▸ **Data entries**:
_ _ _ _ _

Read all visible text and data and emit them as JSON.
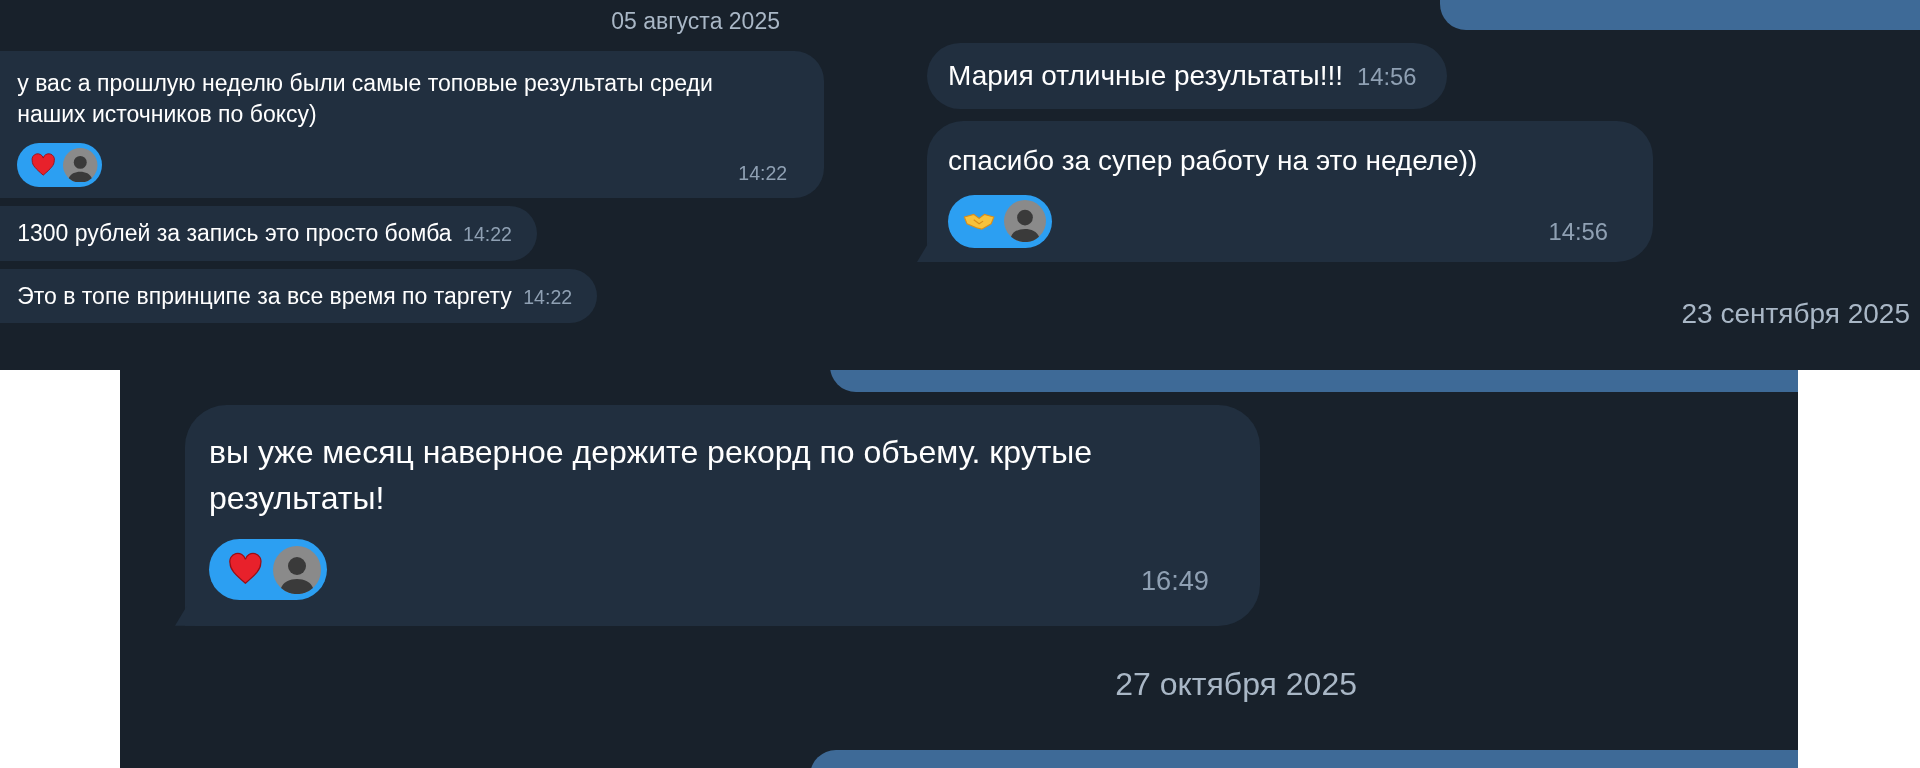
{
  "panels": [
    {
      "items": [
        {
          "kind": "date",
          "text": "05 августа 2025"
        },
        {
          "kind": "message",
          "text": "у вас а прошлую неделю были самые топовые результаты среди наших источников по боксу)",
          "time": "14:22",
          "reactions": [
            {
              "kind": "heart"
            }
          ]
        },
        {
          "kind": "message",
          "text": "1300 рублей за запись это просто бомба",
          "time": "14:22"
        },
        {
          "kind": "message",
          "text": "Это в топе впринципе за все время по таргету",
          "time": "14:22"
        }
      ]
    },
    {
      "items": [
        {
          "kind": "message",
          "text": "Мария отличные результаты!!!",
          "time": "14:56",
          "tail": false
        },
        {
          "kind": "message",
          "text": "спасибо за супер работу на это неделе))",
          "time": "14:56",
          "tail": true,
          "reactions": [
            {
              "kind": "handshake"
            }
          ]
        },
        {
          "kind": "date",
          "text": "23 сентября 2025"
        }
      ]
    },
    {
      "items": [
        {
          "kind": "message",
          "text": "вы уже месяц наверное держите рекорд по объему. крутые результаты!",
          "time": "16:49",
          "tail": true,
          "reactions": [
            {
              "kind": "heart"
            }
          ]
        },
        {
          "kind": "date",
          "text": "27 октября 2025"
        }
      ]
    }
  ]
}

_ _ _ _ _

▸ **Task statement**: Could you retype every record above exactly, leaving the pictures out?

▸ **Exercise answer**:
Read all visible text and data and emit them as JSON.
{
  "panels": [
    {
      "items": [
        {
          "kind": "date",
          "text": "05 августа 2025"
        },
        {
          "kind": "message",
          "text": "у вас а прошлую неделю были самые топовые результаты среди наших источников по боксу)",
          "time": "14:22",
          "reactions": [
            {
              "kind": "heart"
            }
          ]
        },
        {
          "kind": "message",
          "text": "1300 рублей за запись это просто бомба",
          "time": "14:22"
        },
        {
          "kind": "message",
          "text": "Это в топе впринципе за все время по таргету",
          "time": "14:22"
        }
      ]
    },
    {
      "items": [
        {
          "kind": "message",
          "text": "Мария отличные результаты!!!",
          "time": "14:56",
          "tail": false
        },
        {
          "kind": "message",
          "text": "спасибо за супер работу на это неделе))",
          "time": "14:56",
          "tail": true,
          "reactions": [
            {
              "kind": "handshake"
            }
          ]
        },
        {
          "kind": "date",
          "text": "23 сентября 2025"
        }
      ]
    },
    {
      "items": [
        {
          "kind": "message",
          "text": "вы уже месяц наверное держите рекорд по объему. крутые результаты!",
          "time": "16:49",
          "tail": true,
          "reactions": [
            {
              "kind": "heart"
            }
          ]
        },
        {
          "kind": "date",
          "text": "27 октября 2025"
        }
      ]
    }
  ]
}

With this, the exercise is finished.